Content starts

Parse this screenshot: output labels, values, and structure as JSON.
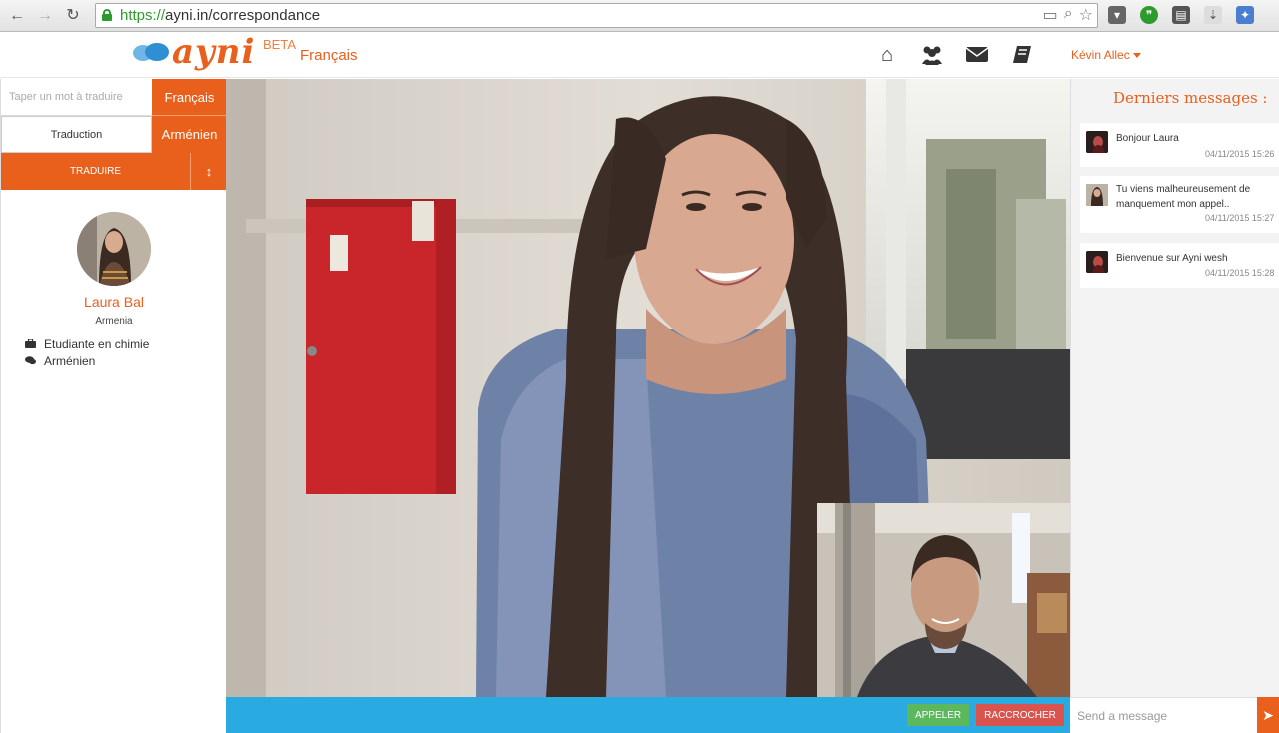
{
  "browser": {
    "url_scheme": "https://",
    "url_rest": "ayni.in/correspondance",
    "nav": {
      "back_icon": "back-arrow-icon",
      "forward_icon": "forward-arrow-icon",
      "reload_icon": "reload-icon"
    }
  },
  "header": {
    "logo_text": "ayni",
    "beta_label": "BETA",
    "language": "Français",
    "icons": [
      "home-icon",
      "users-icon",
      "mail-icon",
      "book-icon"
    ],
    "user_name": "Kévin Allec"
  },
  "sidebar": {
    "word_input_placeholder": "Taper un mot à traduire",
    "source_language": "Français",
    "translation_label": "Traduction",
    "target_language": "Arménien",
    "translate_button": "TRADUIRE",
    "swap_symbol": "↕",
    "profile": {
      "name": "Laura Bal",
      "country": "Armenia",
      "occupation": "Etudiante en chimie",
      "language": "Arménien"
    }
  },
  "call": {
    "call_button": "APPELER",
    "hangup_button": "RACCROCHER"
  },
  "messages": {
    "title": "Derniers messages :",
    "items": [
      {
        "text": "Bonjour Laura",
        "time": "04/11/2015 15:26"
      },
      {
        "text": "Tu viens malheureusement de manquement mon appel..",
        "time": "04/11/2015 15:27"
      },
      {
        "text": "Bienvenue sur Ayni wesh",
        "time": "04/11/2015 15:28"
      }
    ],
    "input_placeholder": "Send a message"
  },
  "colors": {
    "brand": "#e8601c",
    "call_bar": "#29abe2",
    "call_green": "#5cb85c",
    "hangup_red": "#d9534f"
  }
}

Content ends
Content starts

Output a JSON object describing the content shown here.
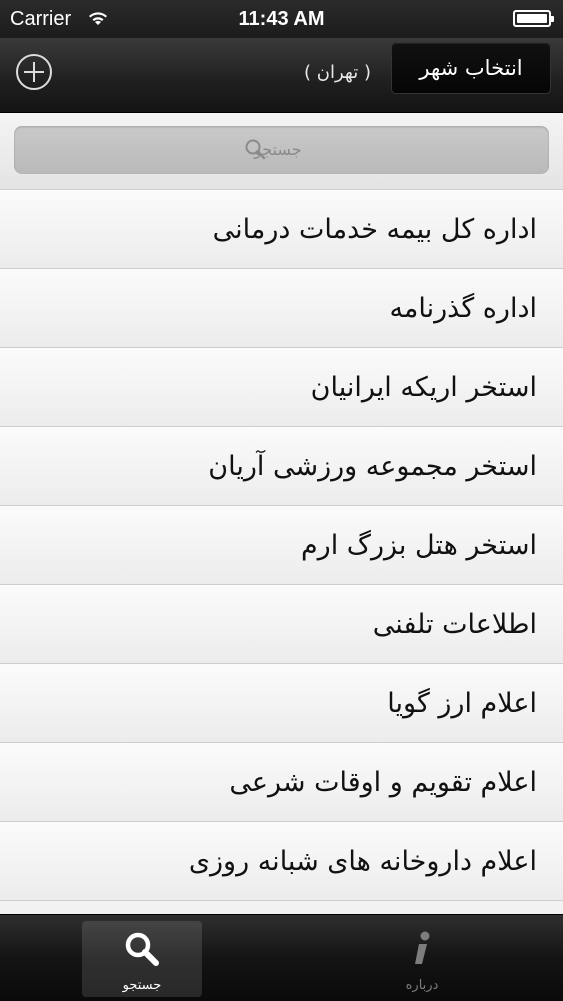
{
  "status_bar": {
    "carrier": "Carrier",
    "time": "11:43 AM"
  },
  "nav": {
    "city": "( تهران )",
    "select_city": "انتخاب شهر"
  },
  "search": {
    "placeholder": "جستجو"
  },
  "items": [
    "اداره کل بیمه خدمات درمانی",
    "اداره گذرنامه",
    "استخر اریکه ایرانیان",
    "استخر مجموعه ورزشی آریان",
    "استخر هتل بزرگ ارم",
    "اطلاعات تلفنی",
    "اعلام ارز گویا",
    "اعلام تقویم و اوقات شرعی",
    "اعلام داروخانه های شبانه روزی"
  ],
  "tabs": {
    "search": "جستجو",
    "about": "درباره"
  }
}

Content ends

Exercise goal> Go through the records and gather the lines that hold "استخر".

Task output>
    "استخر اریکه ایرانیان",
    "استخر مجموعه ورزشی آریان",
    "استخر هتل بزرگ ارم",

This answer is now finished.